But on an individual level – on a personal, this is me we’re talking about level, science fails – and will always fail – to provide any insight into how a collection of matter and energy – aka, a human being – can be conscious. Science can’t even tell us the difference between living matter and dead matter – beyond the chemical processes that the former undergoes, there is no apparent difference whatsoever.
It’s the same with consciousness – science tells us that the mind is formed by the brain undergoing trillions of electrochemical reactions every second, but there’s no thing in the brain that forms consciousness. A brain that no longer undergoes reactions is no longer conscious, even though all the parts are still there.
This means, then, that the special part must be the process itself – but how? How can an action – like running or mowing the grass or bonding a few trillion molecules together with a few trillion other molecules – produce consciousness?
So far the tentative answer (tentative because it’s the best we can do) is that complex behaviors arise out of the interactions of many, many simple behaviors – that is, complexity emerges from simplicity. This is very vague, and sort of obvious – but even if we follow this line of thought to its conclusion, we end up right back where we started – somehow, chemical reactions (which are just a certain type of action) can be conscious.
I’m going to repeat that, because it’s profound and important to me: somehow, chemical reactions can be conscious.
I don’t really know how to reconcile my personal experience with this fact. I don’t feel like an action. I feel like a thing – a noun, not a verb – but that feeling is an illusion. The illusion tells me that I’m the same Erik I’ve been for almost 32 years. Yes, there’ve been changes – I grew from childhood, through adolescence, and now I’m an adult, but I feel a continuity of existence that is both incredibly convincing and ultimately false. In the end, I – what I call myself, as distinct from my body – am the action of being Erik. I am Eriking, no more than this.
So what happens to me – the action – when the universe is done Eriking? When my body dies and the reactions in my brain stop?
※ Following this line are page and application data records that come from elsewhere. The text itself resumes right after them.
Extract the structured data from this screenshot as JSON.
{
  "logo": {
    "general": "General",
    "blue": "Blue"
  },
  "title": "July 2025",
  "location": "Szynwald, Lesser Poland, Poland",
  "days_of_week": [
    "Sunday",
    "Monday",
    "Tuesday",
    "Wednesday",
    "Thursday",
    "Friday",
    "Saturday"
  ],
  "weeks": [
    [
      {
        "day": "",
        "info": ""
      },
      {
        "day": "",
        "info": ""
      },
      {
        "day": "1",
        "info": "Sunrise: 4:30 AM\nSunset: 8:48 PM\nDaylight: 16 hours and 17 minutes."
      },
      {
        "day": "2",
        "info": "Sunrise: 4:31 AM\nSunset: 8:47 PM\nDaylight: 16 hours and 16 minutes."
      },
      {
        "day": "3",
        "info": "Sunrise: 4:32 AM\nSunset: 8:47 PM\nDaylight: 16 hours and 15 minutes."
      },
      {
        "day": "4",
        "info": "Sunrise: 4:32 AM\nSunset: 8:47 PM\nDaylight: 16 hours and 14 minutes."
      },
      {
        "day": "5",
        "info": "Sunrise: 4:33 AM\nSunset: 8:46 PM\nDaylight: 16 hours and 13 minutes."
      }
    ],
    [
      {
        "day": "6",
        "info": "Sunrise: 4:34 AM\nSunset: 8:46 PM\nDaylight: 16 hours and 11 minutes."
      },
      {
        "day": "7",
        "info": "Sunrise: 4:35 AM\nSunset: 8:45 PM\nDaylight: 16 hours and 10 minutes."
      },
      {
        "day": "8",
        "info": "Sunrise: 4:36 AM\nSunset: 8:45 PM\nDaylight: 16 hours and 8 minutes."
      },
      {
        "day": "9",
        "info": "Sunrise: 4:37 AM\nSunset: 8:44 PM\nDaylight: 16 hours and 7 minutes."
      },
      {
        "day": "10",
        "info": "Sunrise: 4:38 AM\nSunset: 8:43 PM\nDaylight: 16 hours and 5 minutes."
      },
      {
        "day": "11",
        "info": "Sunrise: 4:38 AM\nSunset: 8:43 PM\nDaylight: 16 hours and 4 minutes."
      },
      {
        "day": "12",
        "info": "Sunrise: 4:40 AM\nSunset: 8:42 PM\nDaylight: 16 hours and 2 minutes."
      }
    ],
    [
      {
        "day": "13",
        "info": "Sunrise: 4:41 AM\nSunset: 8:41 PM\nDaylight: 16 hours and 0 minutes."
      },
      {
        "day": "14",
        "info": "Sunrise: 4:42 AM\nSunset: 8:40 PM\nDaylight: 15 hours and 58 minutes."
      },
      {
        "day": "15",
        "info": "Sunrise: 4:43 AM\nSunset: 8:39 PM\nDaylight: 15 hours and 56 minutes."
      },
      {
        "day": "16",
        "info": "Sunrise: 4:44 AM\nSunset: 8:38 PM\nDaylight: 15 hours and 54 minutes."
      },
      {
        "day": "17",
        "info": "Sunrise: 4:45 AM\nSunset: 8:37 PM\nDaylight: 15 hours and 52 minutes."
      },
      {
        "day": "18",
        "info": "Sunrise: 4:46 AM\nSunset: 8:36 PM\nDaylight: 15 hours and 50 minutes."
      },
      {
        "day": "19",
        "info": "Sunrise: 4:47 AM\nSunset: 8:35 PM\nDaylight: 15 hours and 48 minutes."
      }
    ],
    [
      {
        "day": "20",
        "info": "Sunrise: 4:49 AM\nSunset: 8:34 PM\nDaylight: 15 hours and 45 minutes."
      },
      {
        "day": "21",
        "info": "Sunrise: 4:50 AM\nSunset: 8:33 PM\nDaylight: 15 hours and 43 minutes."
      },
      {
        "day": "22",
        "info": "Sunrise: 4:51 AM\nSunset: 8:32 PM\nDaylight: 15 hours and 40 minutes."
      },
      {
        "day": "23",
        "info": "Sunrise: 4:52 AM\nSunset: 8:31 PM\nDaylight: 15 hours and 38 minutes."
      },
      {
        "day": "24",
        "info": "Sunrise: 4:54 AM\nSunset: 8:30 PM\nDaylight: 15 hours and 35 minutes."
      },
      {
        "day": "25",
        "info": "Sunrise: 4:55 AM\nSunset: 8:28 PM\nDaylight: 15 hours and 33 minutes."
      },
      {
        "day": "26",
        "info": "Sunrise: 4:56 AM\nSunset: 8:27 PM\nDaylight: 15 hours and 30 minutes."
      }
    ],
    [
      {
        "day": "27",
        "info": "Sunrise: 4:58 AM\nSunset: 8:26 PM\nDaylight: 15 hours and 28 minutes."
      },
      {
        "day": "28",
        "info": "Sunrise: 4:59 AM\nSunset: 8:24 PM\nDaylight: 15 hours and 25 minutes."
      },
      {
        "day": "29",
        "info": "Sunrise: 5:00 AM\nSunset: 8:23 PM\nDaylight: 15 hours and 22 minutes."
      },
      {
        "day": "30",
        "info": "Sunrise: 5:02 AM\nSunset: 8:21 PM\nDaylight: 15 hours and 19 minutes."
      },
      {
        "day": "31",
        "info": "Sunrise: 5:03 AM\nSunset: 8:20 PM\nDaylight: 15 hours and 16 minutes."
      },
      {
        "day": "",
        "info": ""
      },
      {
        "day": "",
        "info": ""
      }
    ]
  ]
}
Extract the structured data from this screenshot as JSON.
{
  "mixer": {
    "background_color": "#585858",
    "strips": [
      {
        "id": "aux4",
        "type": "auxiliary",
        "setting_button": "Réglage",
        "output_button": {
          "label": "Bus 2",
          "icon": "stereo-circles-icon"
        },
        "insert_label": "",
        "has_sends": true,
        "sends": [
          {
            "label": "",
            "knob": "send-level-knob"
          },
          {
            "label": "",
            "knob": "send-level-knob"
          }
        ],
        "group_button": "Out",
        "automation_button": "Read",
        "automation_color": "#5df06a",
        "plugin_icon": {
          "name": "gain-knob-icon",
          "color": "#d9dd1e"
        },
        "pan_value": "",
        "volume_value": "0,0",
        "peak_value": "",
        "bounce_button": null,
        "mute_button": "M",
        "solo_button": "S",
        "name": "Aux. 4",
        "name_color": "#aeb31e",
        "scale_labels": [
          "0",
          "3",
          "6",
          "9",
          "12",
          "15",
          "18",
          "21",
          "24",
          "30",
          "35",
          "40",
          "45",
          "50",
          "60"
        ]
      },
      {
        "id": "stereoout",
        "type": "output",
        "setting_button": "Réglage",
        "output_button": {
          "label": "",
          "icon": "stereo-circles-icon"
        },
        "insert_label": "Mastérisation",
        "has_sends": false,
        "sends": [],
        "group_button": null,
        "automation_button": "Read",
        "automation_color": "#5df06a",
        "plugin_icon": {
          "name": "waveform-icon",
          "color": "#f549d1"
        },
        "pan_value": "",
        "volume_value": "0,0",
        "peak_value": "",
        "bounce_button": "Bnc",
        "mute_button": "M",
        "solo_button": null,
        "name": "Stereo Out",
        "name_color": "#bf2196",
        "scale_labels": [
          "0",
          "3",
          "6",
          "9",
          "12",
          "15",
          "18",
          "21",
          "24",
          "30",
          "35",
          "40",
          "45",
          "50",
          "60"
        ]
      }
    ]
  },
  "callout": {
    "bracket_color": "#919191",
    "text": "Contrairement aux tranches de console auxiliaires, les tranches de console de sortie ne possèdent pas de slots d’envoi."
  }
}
What happens to the action when it’s done acting?
There is no answer because the question is meaningless. What happens to the act of counting to 100 once I reach 100? Nonsense. Nothing can happen to ‘counting’ because it’s an action and the action has ended. Death, being the end of life, also means the end of consciousness, but it’s meaningless as well. You wouldn’t say ‘counting’ died just because I got to 100. You don’t wonder whether ‘counting’ is in a better place, or if ‘counting’ will be re-born.
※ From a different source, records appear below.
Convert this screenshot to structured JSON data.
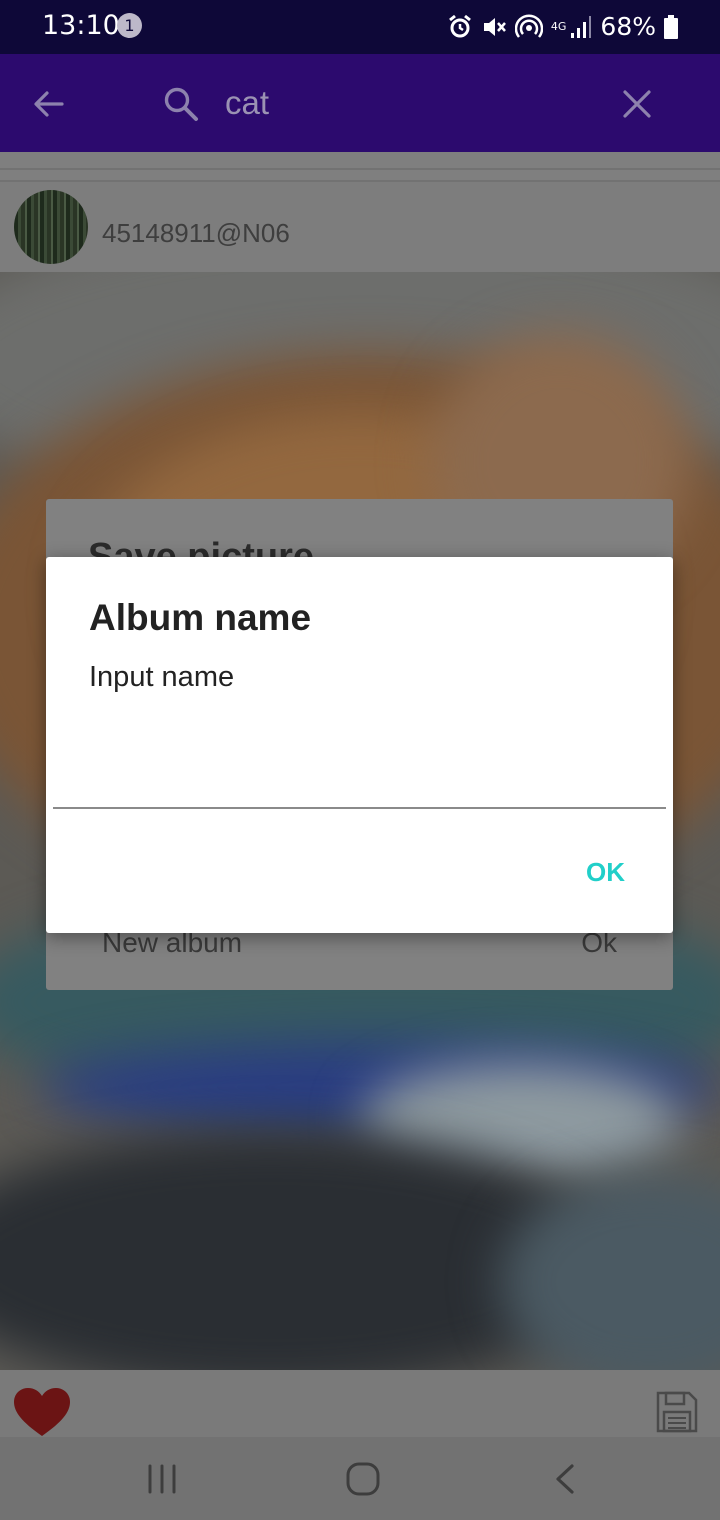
{
  "status_bar": {
    "time": "13:10",
    "notification_count": "1",
    "network_type": "4G",
    "battery": "68%"
  },
  "app_bar": {
    "search_query": "cat",
    "icons": [
      "arrow-back-icon",
      "search-icon",
      "close-icon"
    ]
  },
  "post": {
    "user_id": "45148911@N06"
  },
  "background_dialog": {
    "title": "Save picture",
    "new_album_label": "New album",
    "ok_label": "Ok"
  },
  "dialog": {
    "title": "Album name",
    "message": "Input name",
    "input_value": "",
    "ok_label": "OK"
  },
  "action_bar": {
    "icons": [
      "heart-icon",
      "floppy-disk-icon"
    ]
  },
  "colors": {
    "status_bar": "#0e0838",
    "app_bar": "#2c0a6e",
    "accent": "#21cfc9",
    "heart": "#6b1414"
  }
}
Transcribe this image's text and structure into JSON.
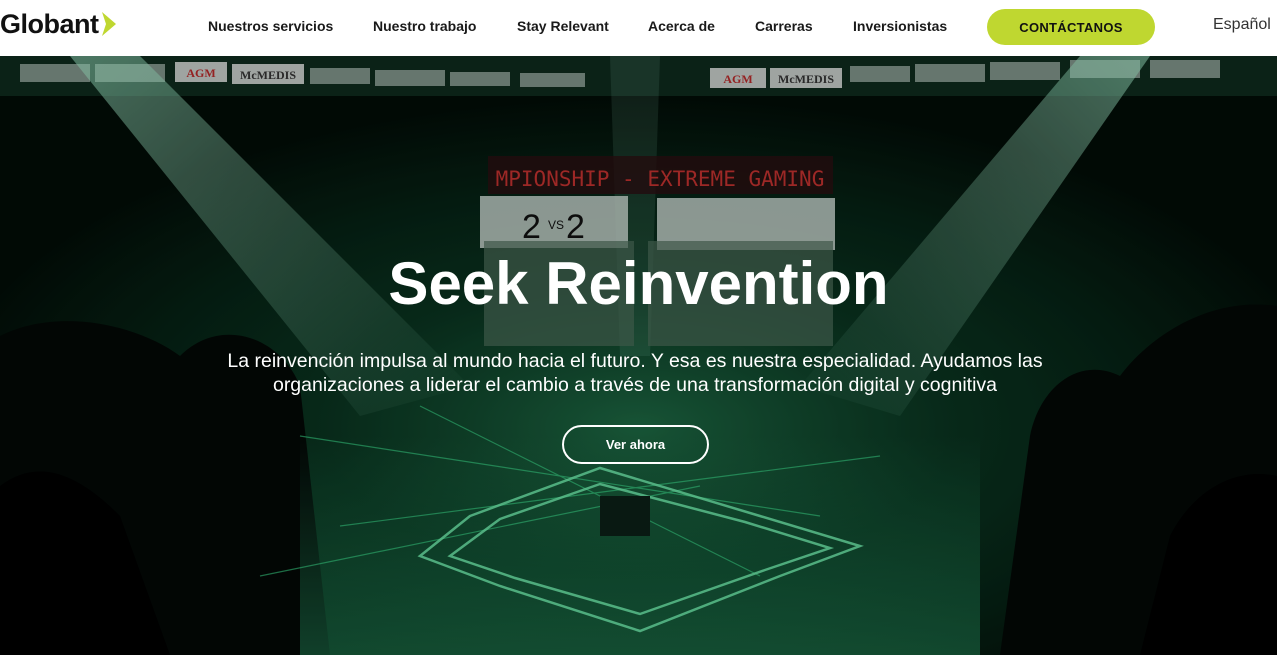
{
  "brand": {
    "name": "Globant",
    "accent_color": "#bfd730",
    "arrow_icon": "chevron-right-icon"
  },
  "nav": {
    "items": [
      {
        "label": "Nuestros servicios"
      },
      {
        "label": "Nuestro trabajo"
      },
      {
        "label": "Stay Relevant"
      },
      {
        "label": "Acerca de"
      },
      {
        "label": "Carreras"
      },
      {
        "label": "Inversionistas"
      }
    ],
    "contact_label": "CONTÁCTANOS",
    "language": "Español"
  },
  "hero": {
    "title": "Seek Reinvention",
    "subtitle": "La reinvención impulsa al mundo hacia el futuro. Y esa es nuestra especialidad. Ayudamos las organizaciones a liderar el cambio a través de una transformación digital y cognitiva",
    "cta_label": "Ver ahora",
    "background": {
      "scoreboard_banner": "MPIONSHIP - EXTREME GAMING",
      "score_left": "2",
      "score_right": "2",
      "versus": "VS",
      "sponsor_ads": [
        "AGM",
        "McMEDIS",
        "AGM",
        "McMEDIS"
      ]
    }
  }
}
So wondering what the afterlife will be, or what will happen after death – nonsense. It’s only scary to us because we don’t understand it, and we don’t understand it because we don’t understand our nature. We’re actions, bound up into physical form.
Not human beings, but humans being.
- Is the Scientific study of Consciousness plausible? (tempestuoush.wordpress.com)